Melissa Stonecipher did not escape unscathed. She pleaded guilty to criminal damage to property of a household member and was was placed under 364 days of supervised probation.

Ivy League shake-up in the law school rankings

Some Ivy Leaguers may have their crimson shorts in a twist after U.S. News & World Report’s release of its 2013 Best Law Schools rankings.

Yale Law School once again tops the list, but Stanford Law School moves into the No. 2 spot, over East coast incumbent, Harvard Law School. The Cardinal have topped the Crimson.

Harvard has held its second place position since 2007, though it tied with Stanford in 2009.

Columbia Law School in New York followed by University of Chicago Law School round out the top five on the list.
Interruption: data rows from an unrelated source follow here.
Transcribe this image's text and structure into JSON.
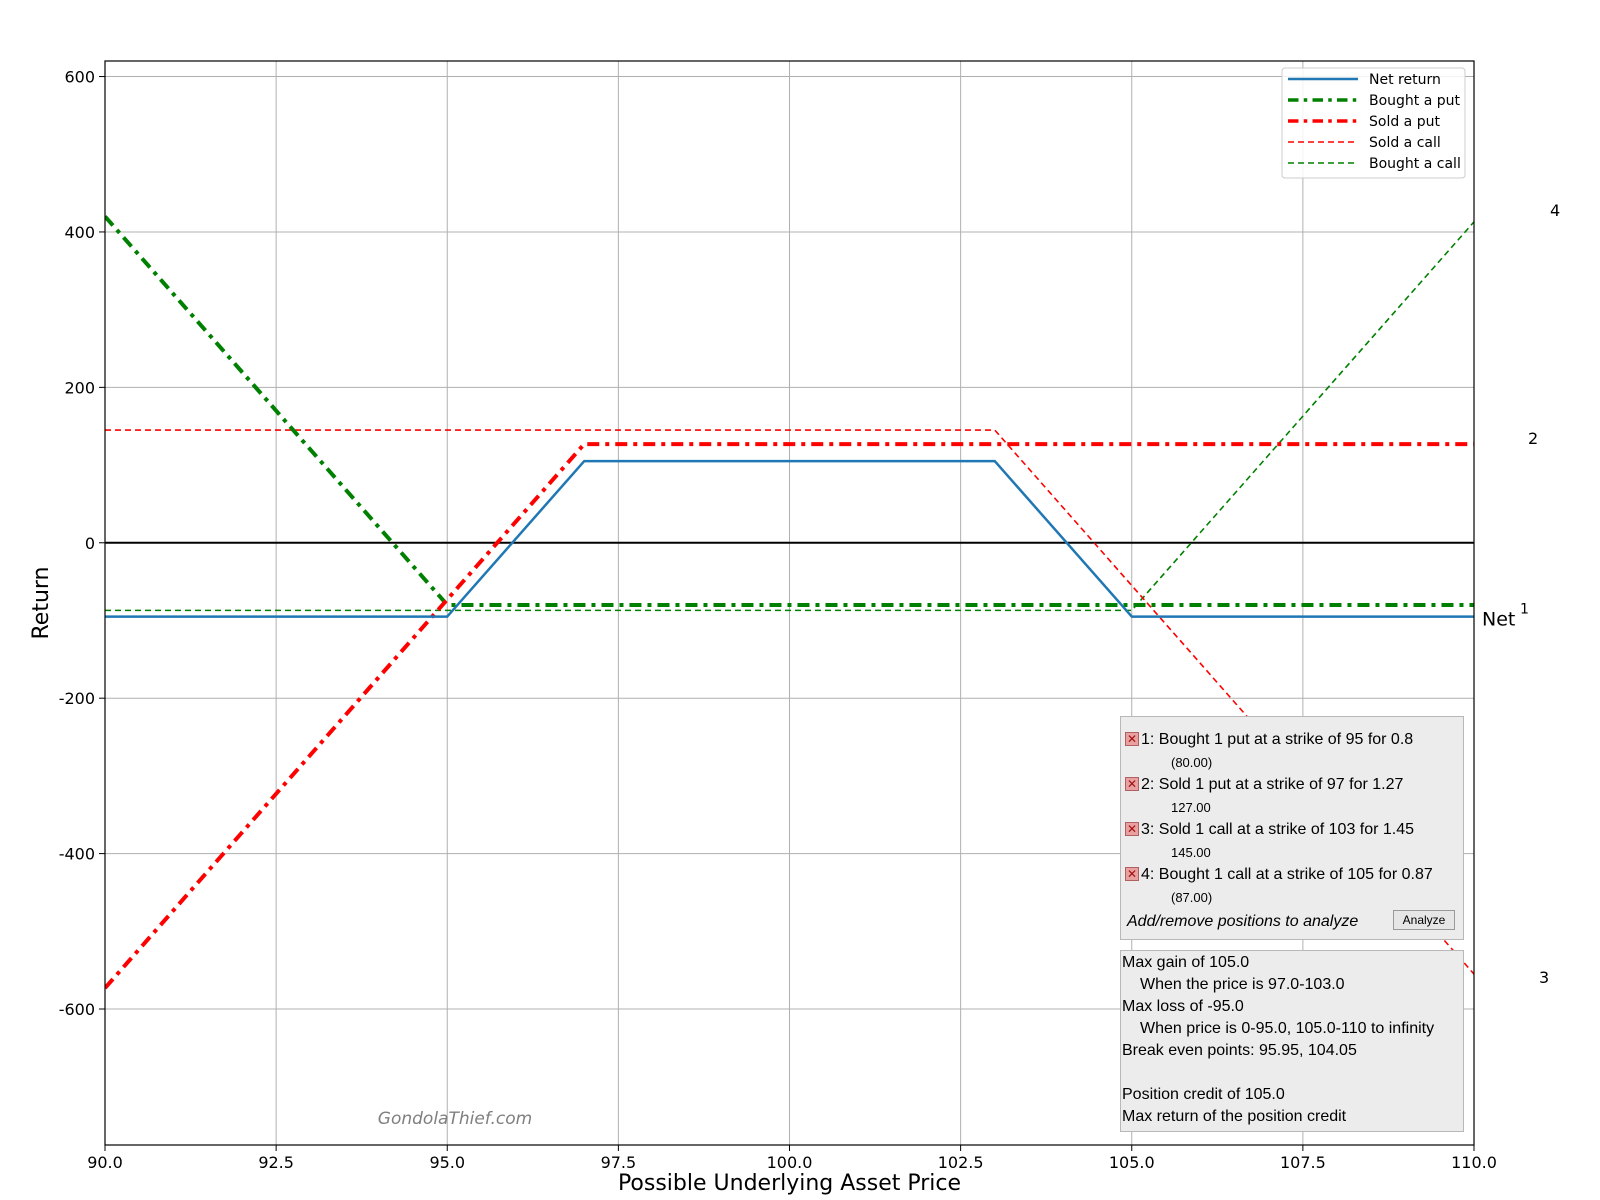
{
  "chart_data": {
    "type": "line",
    "xlabel": "Possible Underlying Asset Price",
    "ylabel": "Return",
    "xlim": [
      90,
      110
    ],
    "ylim": [
      -775,
      620
    ],
    "x_ticks": [
      "90.0",
      "92.5",
      "95.0",
      "97.5",
      "100.0",
      "102.5",
      "105.0",
      "107.5",
      "110.0"
    ],
    "y_ticks": [
      "600",
      "400",
      "200",
      "0",
      "-200",
      "-400",
      "-600"
    ],
    "grid": true,
    "legend_position": "top-right",
    "watermark": "GondolaThief.com",
    "series": [
      {
        "name": "Net return",
        "color": "#1f77b4",
        "style": "solid",
        "width": 2.5,
        "x": [
          90,
          95,
          97,
          103,
          105,
          110
        ],
        "y": [
          -95,
          -95,
          105,
          105,
          -95,
          -95
        ]
      },
      {
        "name": "Bought a put",
        "color": "#008000",
        "style": "dashdot",
        "width": 4,
        "x": [
          90,
          95,
          110
        ],
        "y": [
          420,
          -80,
          -80
        ]
      },
      {
        "name": "Sold a put",
        "color": "#ff0000",
        "style": "dashdot",
        "width": 4,
        "x": [
          90,
          97,
          110
        ],
        "y": [
          -573,
          127,
          127
        ]
      },
      {
        "name": "Sold a call",
        "color": "#ff0000",
        "style": "dashed",
        "width": 1.6,
        "x": [
          90,
          103,
          110
        ],
        "y": [
          145,
          145,
          -555
        ]
      },
      {
        "name": "Bought a call",
        "color": "#008000",
        "style": "dashed",
        "width": 1.6,
        "x": [
          90,
          105,
          110
        ],
        "y": [
          -87,
          -87,
          413
        ]
      }
    ],
    "line_labels": [
      {
        "text": "Net",
        "superscript": "1",
        "x": 110,
        "y": -95
      },
      {
        "text": "2",
        "x": 110,
        "y": 127
      },
      {
        "text": "3",
        "x": 110,
        "y": -560
      },
      {
        "text": "4",
        "x": 110,
        "y": 413
      }
    ]
  },
  "positions": [
    {
      "label": "1: Bought 1 put at a strike of 95 for 0.8",
      "amount": "(80.00)"
    },
    {
      "label": "2: Sold 1 put at a strike of 97 for 1.27",
      "amount": "127.00"
    },
    {
      "label": "3: Sold 1 call at a strike of 103 for 1.45",
      "amount": "145.00"
    },
    {
      "label": "4: Bought 1 call at a strike of 105 for 0.87",
      "amount": "(87.00)"
    }
  ],
  "remove_icon": "close-x-icon",
  "add_remove_label": "Add/remove positions to analyze",
  "analyze_label": "Analyze",
  "summary": {
    "max_gain": "Max gain of 105.0",
    "max_gain_when": "When the price is 97.0-103.0",
    "max_loss": "Max loss of -95.0",
    "max_loss_when": "When price is 0-95.0, 105.0-110 to infinity",
    "break_even": "Break even points: 95.95, 104.05",
    "credit": "Position credit of 105.0",
    "max_return": "Max return of the position credit"
  }
}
The University of Maryland School of Law climbed up the rankings, coming in at No. 39, a jump from its No. 42 position last year. The year before, it rose from No. 48 to No. 42.

Maryland is tied, however, tied at the No. 39 spot with three others—Brigham Young University Law School, George Mason University School of Law and Ohio State University College of Law.

For specialties, Maryland ranked No. 3 for healthcare law and No. 5 in clinical training.

The University of Baltimore School of Law ranked No. 113. It was tied with Quinnipiac University School of Law in Connecticut, Gonzaga University School of Law in Washington, Florida International University College of Law, Albany Law School and CUNY School of Law in New York.

Law blog roundup

Good luck with your brackets. The following items, like those brackets, are for entertainment purposes only.

– What would happen if every defendant rejected a plea bargain?

– Does “Obamacare” opponent’s debt hurt her case before the Supreme Court?

Judicial temperament could be put on trial in Chicago.

– And you thought driving on a suspended license took a lot of chutzpah.

– A federal judge did not practice what he preached.